If an entry holds a picture, skip the picture but copy everything else exactly.

== == ==

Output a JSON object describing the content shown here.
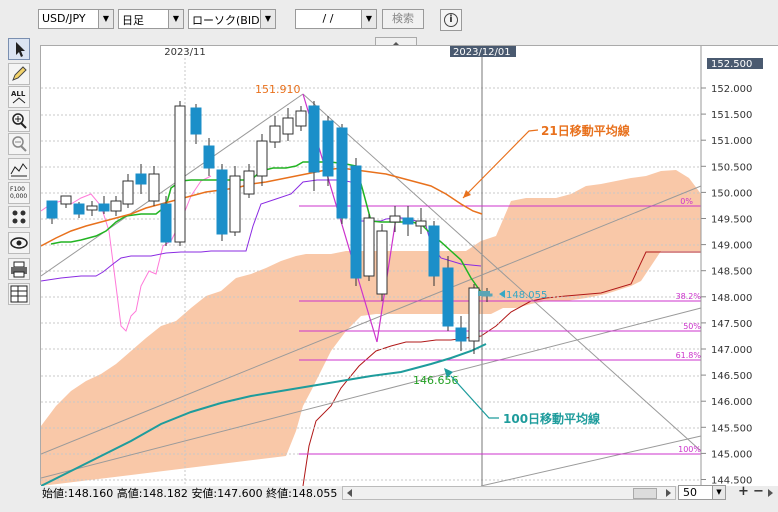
{
  "toolbar": {
    "symbol": "USD/JPY",
    "period": "日足",
    "chart_type": "ローソク(BID)",
    "date_value": "/ /",
    "search_label": "検索"
  },
  "chart": {
    "month_labels": [
      "2023/11",
      "2023/12/01"
    ],
    "price_axis": [
      "152.000",
      "151.500",
      "151.000",
      "150.500",
      "150.000",
      "149.500",
      "149.000",
      "148.500",
      "148.000",
      "147.500",
      "147.000",
      "146.500",
      "146.000",
      "145.500",
      "145.000",
      "144.500"
    ],
    "price_axis_top": "152.500",
    "current_price": "148.055",
    "high_label": "151.910",
    "ma100_value": "146.656",
    "annotation_21": "21日移動平均線",
    "annotation_100": "100日移動平均線",
    "fib_labels": [
      "0%",
      "38.2%",
      "50%",
      "61.8%",
      "100%"
    ],
    "colors": {
      "bull": "#1b8fc9",
      "cloud": "#f9c8a8",
      "ma21": "#e8711d",
      "ma100": "#1e9c9c",
      "line_green": "#22b422",
      "line_purple": "#8a2be2",
      "line_pink": "#ff7ad9",
      "fib": "#cc33cc",
      "annotation_orange": "#e8711d",
      "annotation_teal": "#1e9c9c"
    }
  },
  "status": {
    "open_label": "始値:",
    "open": "148.160",
    "high_label": "高値:",
    "high": "148.182",
    "low_label": "安値:",
    "low": "147.600",
    "close_label": "終値:",
    "close": "148.055",
    "zoom": "50"
  }
}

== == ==

→ Your response:
Output a JSON object describing the content shown here.
{
  "toolbar": {
    "symbol": "USD/JPY",
    "period": "日足",
    "chart_type": "ローソク(BID)",
    "date_value": "/ /",
    "search_label": "検索"
  },
  "chart": {
    "month_labels": [
      "2023/11",
      "2023/12/01"
    ],
    "price_axis": [
      "152.000",
      "151.500",
      "151.000",
      "150.500",
      "150.000",
      "149.500",
      "149.000",
      "148.500",
      "148.000",
      "147.500",
      "147.000",
      "146.500",
      "146.000",
      "145.500",
      "145.000",
      "144.500"
    ],
    "price_axis_top": "152.500",
    "current_price": "148.055",
    "high_label": "151.910",
    "ma100_value": "146.656",
    "annotation_21": "21日移動平均線",
    "annotation_100": "100日移動平均線",
    "fib_labels": [
      "0%",
      "38.2%",
      "50%",
      "61.8%",
      "100%"
    ],
    "colors": {
      "bull": "#1b8fc9",
      "cloud": "#f9c8a8",
      "ma21": "#e8711d",
      "ma100": "#1e9c9c",
      "line_green": "#22b422",
      "line_purple": "#8a2be2",
      "line_pink": "#ff7ad9",
      "fib": "#cc33cc",
      "annotation_orange": "#e8711d",
      "annotation_teal": "#1e9c9c"
    }
  },
  "status": {
    "open_label": "始値:",
    "open": "148.160",
    "high_label": "高値:",
    "high": "148.182",
    "low_label": "安値:",
    "low": "147.600",
    "close_label": "終値:",
    "close": "148.055",
    "zoom": "50"
  }
}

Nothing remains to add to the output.